*Work instruction*
Please output each line of the data exactly as it appears.

*Given entries*
────────────────────

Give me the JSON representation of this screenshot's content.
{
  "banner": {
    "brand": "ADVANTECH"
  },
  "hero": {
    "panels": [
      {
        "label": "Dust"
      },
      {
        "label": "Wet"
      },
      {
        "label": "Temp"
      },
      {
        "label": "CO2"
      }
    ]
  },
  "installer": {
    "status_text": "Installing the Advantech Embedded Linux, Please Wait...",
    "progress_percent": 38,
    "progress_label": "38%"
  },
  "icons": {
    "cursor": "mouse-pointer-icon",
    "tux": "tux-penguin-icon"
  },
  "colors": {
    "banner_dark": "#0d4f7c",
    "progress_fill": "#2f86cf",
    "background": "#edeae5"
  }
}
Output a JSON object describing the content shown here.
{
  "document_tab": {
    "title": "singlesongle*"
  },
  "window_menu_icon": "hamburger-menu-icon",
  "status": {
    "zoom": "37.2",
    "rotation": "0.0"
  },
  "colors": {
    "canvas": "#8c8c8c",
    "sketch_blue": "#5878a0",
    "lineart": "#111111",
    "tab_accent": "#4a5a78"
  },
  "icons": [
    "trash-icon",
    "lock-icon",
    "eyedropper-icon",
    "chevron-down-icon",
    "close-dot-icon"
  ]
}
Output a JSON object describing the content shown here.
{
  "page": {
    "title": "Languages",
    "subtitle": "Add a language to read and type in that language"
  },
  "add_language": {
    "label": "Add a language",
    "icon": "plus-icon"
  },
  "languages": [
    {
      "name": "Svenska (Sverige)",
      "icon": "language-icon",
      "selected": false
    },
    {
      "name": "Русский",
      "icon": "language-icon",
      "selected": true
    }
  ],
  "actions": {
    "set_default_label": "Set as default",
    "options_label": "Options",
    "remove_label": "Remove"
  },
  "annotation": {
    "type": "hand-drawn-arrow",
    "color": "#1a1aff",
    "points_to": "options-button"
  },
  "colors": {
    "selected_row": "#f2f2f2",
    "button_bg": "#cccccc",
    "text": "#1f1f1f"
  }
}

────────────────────

*Problem solution*
Give me the JSON representation of this screenshot's content.
{
  "banner": {
    "brand": "ADVANTECH"
  },
  "hero": {
    "panels": [
      {
        "label": "Dust"
      },
      {
        "label": "Wet"
      },
      {
        "label": "Temp"
      },
      {
        "label": "CO2"
      }
    ]
  },
  "installer": {
    "status_text": "Installing the Advantech Embedded Linux, Please Wait...",
    "progress_percent": 38,
    "progress_label": "38%"
  },
  "icons": {
    "cursor": "mouse-pointer-icon",
    "tux": "tux-penguin-icon"
  },
  "colors": {
    "banner_dark": "#0d4f7c",
    "progress_fill": "#2f86cf",
    "background": "#edeae5"
  }
}
Output a JSON object describing the content shown here.
{
  "document_tab": {
    "title": "singlesongle*"
  },
  "window_menu_icon": "hamburger-menu-icon",
  "status": {
    "zoom": "37.2",
    "rotation": "0.0"
  },
  "colors": {
    "canvas": "#8c8c8c",
    "sketch_blue": "#5878a0",
    "lineart": "#111111",
    "tab_accent": "#4a5a78"
  },
  "icons": [
    "trash-icon",
    "lock-icon",
    "eyedropper-icon",
    "chevron-down-icon",
    "close-dot-icon"
  ]
}
Output a JSON object describing the content shown here.
{
  "page": {
    "title": "Languages",
    "subtitle": "Add a language to read and type in that language"
  },
  "add_language": {
    "label": "Add a language",
    "icon": "plus-icon"
  },
  "languages": [
    {
      "name": "Svenska (Sverige)",
      "icon": "language-icon",
      "selected": false
    },
    {
      "name": "Русский",
      "icon": "language-icon",
      "selected": true
    }
  ],
  "actions": {
    "set_default_label": "Set as default",
    "options_label": "Options",
    "remove_label": "Remove"
  },
  "annotation": {
    "type": "hand-drawn-arrow",
    "color": "#1a1aff",
    "points_to": "options-button"
  },
  "colors": {
    "selected_row": "#f2f2f2",
    "button_bg": "#cccccc",
    "text": "#1f1f1f"
  }
}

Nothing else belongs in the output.